African Americans know from history that we cannot relax our vigil. Racism is still very much with us. The task is to keep on keeping on. The task is to refrain from simply glorifying our heritage and, instead, use it as an indicator of what oppressed people can achieve.
Structurally, it should be easier for us than it was for our foreparents. Their barriers were erected mainly by others, whereas we primarily erect our own. (We were duped into thinking that legalized integration is the same as mandated equal treatment. We are beginning to find out that there is no association.)
Vigil is essential to hold the American social and political systems to the professed ideals of this country. These ideals are lofty and the country has consistently shown that when these ideals are called to question the nation responds. That is, perhaps, the greatest lesson of Martin Luther King Jr. And when the so-called race card is dealt, you play it because it is most likely the only trump you have.
Gone are the days when African Americans can eke out a living as laborers. Even though a national minimal wage was established, many states — Florida excluded — were shamed by it and instituted a higher minimum. (The national minimal wage is about half of the established poverty line). In spite of this, Florida employers are very likely to use the national structure.

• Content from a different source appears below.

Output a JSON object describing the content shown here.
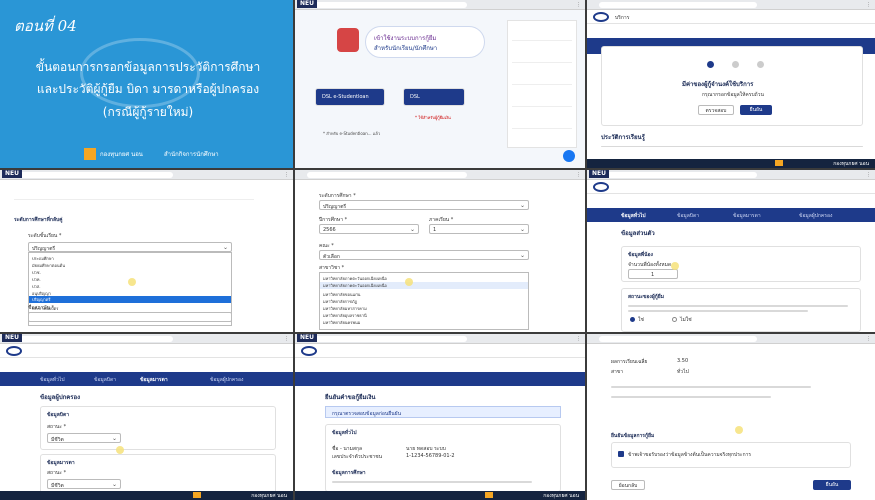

But even if we could make a living as a laborer, job opportunities for African Americans are no longer there. They have been taken over by the newly arrived immigrants and refugees.
Preparation is essential not just to succeed but also to survive in the 21st Century. A computer will be as essential as a car, if not more so. Software will be considerably more of a gift than Michael Jordan shoes and hair weave. In time, computers will replace books and journals. School homework will be impossible to do without a computer in the home. (The few computers in schools and public libraries are not nearly enough to respond to the high volume of users and use is time limited).
The United States Bureau of Labor Statistics, which forecasts the labor market, lists the 10 top employment areas for the 21st Century. They are systems analysis and computer support, engineering, healthcare, personal and home care, marketing and sales, investment and financial services, general management, retail industry (sales), social work and education.
All of those areas require various kinds of education and/or training. It is not glib to say that the future belongs to those who prepare for it. The competition for employment in any job category will be herculean. Those who cannot effectively compete are destined to become members of the permanent underclass, alternating between homelessness and welfare.
The vehicle that will move the African American into the 21st Century has already been built and we just need to get on board. That vehicle is our rich heritage, symbolized by our penchant for education and its power to grant us upward mobility.
It is symbolized by our demonstrative inventive genius that enabled us to make wonderful and enduring contributions to the world in the areas of science, culinary arts, entertainment and literature.
It is symbolized in our long history of gracious survival as an oppressed people and it is symbolized in our unity as we begin to make no distinction between the general welfare of ourselves and that of other black brothers and sisters who have come here to swell our numbers.
As we stand on the horizon of this new and mysterious century, we look to our heritage to propel us forward.
Gilbert L. Raiford is a retired social worker who has had a long career in teaching and working for the U.S. Department of State. He may be reached at email@example.com.